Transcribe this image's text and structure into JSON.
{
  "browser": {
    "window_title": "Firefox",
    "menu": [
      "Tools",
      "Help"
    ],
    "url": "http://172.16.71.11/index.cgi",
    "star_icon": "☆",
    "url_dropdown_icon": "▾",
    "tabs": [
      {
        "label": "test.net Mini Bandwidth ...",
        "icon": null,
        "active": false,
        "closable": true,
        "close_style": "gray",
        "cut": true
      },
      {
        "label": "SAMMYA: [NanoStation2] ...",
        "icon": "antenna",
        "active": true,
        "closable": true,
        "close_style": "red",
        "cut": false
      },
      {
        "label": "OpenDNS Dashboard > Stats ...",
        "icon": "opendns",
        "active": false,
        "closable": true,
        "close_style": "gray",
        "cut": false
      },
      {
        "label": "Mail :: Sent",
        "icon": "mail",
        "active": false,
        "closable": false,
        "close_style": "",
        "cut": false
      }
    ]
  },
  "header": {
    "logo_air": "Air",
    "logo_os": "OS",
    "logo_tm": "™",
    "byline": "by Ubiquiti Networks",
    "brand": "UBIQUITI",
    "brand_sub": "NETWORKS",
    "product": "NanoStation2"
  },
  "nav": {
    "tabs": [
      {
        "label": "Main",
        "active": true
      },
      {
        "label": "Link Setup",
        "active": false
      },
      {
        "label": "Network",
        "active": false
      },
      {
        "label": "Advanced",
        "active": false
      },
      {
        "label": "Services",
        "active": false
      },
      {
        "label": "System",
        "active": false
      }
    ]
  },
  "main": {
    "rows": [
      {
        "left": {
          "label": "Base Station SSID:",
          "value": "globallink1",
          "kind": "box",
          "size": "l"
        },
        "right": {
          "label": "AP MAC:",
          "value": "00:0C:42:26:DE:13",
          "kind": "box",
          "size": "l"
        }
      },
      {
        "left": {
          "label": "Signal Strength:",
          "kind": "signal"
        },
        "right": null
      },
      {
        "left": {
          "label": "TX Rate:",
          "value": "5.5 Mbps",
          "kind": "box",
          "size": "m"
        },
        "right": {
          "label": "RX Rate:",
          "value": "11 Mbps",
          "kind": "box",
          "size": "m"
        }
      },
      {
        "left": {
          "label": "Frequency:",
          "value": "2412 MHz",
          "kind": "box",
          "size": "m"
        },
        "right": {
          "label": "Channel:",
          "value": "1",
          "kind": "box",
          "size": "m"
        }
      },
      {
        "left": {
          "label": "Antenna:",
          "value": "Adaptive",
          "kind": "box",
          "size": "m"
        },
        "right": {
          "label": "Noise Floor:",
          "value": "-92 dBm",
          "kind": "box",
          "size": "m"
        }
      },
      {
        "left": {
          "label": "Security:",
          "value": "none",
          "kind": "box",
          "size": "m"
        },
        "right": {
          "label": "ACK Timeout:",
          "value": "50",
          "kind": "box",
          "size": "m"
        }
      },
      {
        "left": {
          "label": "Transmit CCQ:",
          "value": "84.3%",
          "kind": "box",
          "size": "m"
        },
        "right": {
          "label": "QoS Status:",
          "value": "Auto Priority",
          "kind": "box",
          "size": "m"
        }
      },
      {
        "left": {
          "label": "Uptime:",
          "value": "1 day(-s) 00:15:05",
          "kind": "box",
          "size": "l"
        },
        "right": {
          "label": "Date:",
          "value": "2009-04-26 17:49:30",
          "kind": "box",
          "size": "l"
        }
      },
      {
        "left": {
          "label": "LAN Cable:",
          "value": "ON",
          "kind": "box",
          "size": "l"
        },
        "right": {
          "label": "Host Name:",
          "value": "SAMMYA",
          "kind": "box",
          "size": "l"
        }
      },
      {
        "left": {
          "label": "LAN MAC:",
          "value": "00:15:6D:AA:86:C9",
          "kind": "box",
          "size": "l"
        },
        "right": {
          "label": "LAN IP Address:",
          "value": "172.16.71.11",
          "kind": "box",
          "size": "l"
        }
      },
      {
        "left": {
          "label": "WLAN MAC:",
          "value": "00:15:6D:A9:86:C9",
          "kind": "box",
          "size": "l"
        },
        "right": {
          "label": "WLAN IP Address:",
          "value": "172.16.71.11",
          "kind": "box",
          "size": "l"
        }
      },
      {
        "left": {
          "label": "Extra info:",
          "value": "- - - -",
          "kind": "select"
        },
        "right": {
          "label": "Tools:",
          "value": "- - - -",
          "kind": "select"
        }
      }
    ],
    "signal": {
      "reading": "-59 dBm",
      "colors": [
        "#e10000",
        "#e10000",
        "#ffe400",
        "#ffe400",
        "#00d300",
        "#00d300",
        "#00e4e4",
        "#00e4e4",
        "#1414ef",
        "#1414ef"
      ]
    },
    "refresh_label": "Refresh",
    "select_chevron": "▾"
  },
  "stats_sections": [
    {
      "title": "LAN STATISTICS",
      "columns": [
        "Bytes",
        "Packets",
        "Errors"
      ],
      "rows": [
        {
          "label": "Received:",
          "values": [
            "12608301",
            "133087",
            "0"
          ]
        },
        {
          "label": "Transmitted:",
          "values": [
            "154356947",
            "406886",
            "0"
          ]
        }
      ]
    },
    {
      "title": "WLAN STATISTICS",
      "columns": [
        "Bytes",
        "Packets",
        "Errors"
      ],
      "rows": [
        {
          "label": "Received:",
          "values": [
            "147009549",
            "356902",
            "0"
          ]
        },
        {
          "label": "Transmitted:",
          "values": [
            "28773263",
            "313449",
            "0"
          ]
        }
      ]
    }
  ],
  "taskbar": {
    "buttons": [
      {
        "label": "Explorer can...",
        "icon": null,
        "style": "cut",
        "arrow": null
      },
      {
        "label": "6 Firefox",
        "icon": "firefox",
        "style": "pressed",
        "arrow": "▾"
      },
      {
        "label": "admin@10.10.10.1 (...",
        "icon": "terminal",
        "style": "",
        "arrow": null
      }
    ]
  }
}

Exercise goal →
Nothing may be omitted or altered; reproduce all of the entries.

Task result →
Transcribe this image's text and structure into JSON.
{
  "browser": {
    "window_title": "Firefox",
    "menu": [
      "Tools",
      "Help"
    ],
    "url": "http://172.16.71.11/index.cgi",
    "star_icon": "☆",
    "url_dropdown_icon": "▾",
    "tabs": [
      {
        "label": "test.net Mini Bandwidth ...",
        "icon": null,
        "active": false,
        "closable": true,
        "close_style": "gray",
        "cut": true
      },
      {
        "label": "SAMMYA: [NanoStation2] ...",
        "icon": "antenna",
        "active": true,
        "closable": true,
        "close_style": "red",
        "cut": false
      },
      {
        "label": "OpenDNS Dashboard > Stats ...",
        "icon": "opendns",
        "active": false,
        "closable": true,
        "close_style": "gray",
        "cut": false
      },
      {
        "label": "Mail :: Sent",
        "icon": "mail",
        "active": false,
        "closable": false,
        "close_style": "",
        "cut": false
      }
    ]
  },
  "header": {
    "logo_air": "Air",
    "logo_os": "OS",
    "logo_tm": "™",
    "byline": "by Ubiquiti Networks",
    "brand": "UBIQUITI",
    "brand_sub": "NETWORKS",
    "product": "NanoStation2"
  },
  "nav": {
    "tabs": [
      {
        "label": "Main",
        "active": true
      },
      {
        "label": "Link Setup",
        "active": false
      },
      {
        "label": "Network",
        "active": false
      },
      {
        "label": "Advanced",
        "active": false
      },
      {
        "label": "Services",
        "active": false
      },
      {
        "label": "System",
        "active": false
      }
    ]
  },
  "main": {
    "rows": [
      {
        "left": {
          "label": "Base Station SSID:",
          "value": "globallink1",
          "kind": "box",
          "size": "l"
        },
        "right": {
          "label": "AP MAC:",
          "value": "00:0C:42:26:DE:13",
          "kind": "box",
          "size": "l"
        }
      },
      {
        "left": {
          "label": "Signal Strength:",
          "kind": "signal"
        },
        "right": null
      },
      {
        "left": {
          "label": "TX Rate:",
          "value": "5.5 Mbps",
          "kind": "box",
          "size": "m"
        },
        "right": {
          "label": "RX Rate:",
          "value": "11 Mbps",
          "kind": "box",
          "size": "m"
        }
      },
      {
        "left": {
          "label": "Frequency:",
          "value": "2412 MHz",
          "kind": "box",
          "size": "m"
        },
        "right": {
          "label": "Channel:",
          "value": "1",
          "kind": "box",
          "size": "m"
        }
      },
      {
        "left": {
          "label": "Antenna:",
          "value": "Adaptive",
          "kind": "box",
          "size": "m"
        },
        "right": {
          "label": "Noise Floor:",
          "value": "-92 dBm",
          "kind": "box",
          "size": "m"
        }
      },
      {
        "left": {
          "label": "Security:",
          "value": "none",
          "kind": "box",
          "size": "m"
        },
        "right": {
          "label": "ACK Timeout:",
          "value": "50",
          "kind": "box",
          "size": "m"
        }
      },
      {
        "left": {
          "label": "Transmit CCQ:",
          "value": "84.3%",
          "kind": "box",
          "size": "m"
        },
        "right": {
          "label": "QoS Status:",
          "value": "Auto Priority",
          "kind": "box",
          "size": "m"
        }
      },
      {
        "left": {
          "label": "Uptime:",
          "value": "1 day(-s) 00:15:05",
          "kind": "box",
          "size": "l"
        },
        "right": {
          "label": "Date:",
          "value": "2009-04-26 17:49:30",
          "kind": "box",
          "size": "l"
        }
      },
      {
        "left": {
          "label": "LAN Cable:",
          "value": "ON",
          "kind": "box",
          "size": "l"
        },
        "right": {
          "label": "Host Name:",
          "value": "SAMMYA",
          "kind": "box",
          "size": "l"
        }
      },
      {
        "left": {
          "label": "LAN MAC:",
          "value": "00:15:6D:AA:86:C9",
          "kind": "box",
          "size": "l"
        },
        "right": {
          "label": "LAN IP Address:",
          "value": "172.16.71.11",
          "kind": "box",
          "size": "l"
        }
      },
      {
        "left": {
          "label": "WLAN MAC:",
          "value": "00:15:6D:A9:86:C9",
          "kind": "box",
          "size": "l"
        },
        "right": {
          "label": "WLAN IP Address:",
          "value": "172.16.71.11",
          "kind": "box",
          "size": "l"
        }
      },
      {
        "left": {
          "label": "Extra info:",
          "value": "- - - -",
          "kind": "select"
        },
        "right": {
          "label": "Tools:",
          "value": "- - - -",
          "kind": "select"
        }
      }
    ],
    "signal": {
      "reading": "-59 dBm",
      "colors": [
        "#e10000",
        "#e10000",
        "#ffe400",
        "#ffe400",
        "#00d300",
        "#00d300",
        "#00e4e4",
        "#00e4e4",
        "#1414ef",
        "#1414ef"
      ]
    },
    "refresh_label": "Refresh",
    "select_chevron": "▾"
  },
  "stats_sections": [
    {
      "title": "LAN STATISTICS",
      "columns": [
        "Bytes",
        "Packets",
        "Errors"
      ],
      "rows": [
        {
          "label": "Received:",
          "values": [
            "12608301",
            "133087",
            "0"
          ]
        },
        {
          "label": "Transmitted:",
          "values": [
            "154356947",
            "406886",
            "0"
          ]
        }
      ]
    },
    {
      "title": "WLAN STATISTICS",
      "columns": [
        "Bytes",
        "Packets",
        "Errors"
      ],
      "rows": [
        {
          "label": "Received:",
          "values": [
            "147009549",
            "356902",
            "0"
          ]
        },
        {
          "label": "Transmitted:",
          "values": [
            "28773263",
            "313449",
            "0"
          ]
        }
      ]
    }
  ],
  "taskbar": {
    "buttons": [
      {
        "label": "Explorer can...",
        "icon": null,
        "style": "cut",
        "arrow": null
      },
      {
        "label": "6 Firefox",
        "icon": "firefox",
        "style": "pressed",
        "arrow": "▾"
      },
      {
        "label": "admin@10.10.10.1 (...",
        "icon": "terminal",
        "style": "",
        "arrow": null
      }
    ]
  }
}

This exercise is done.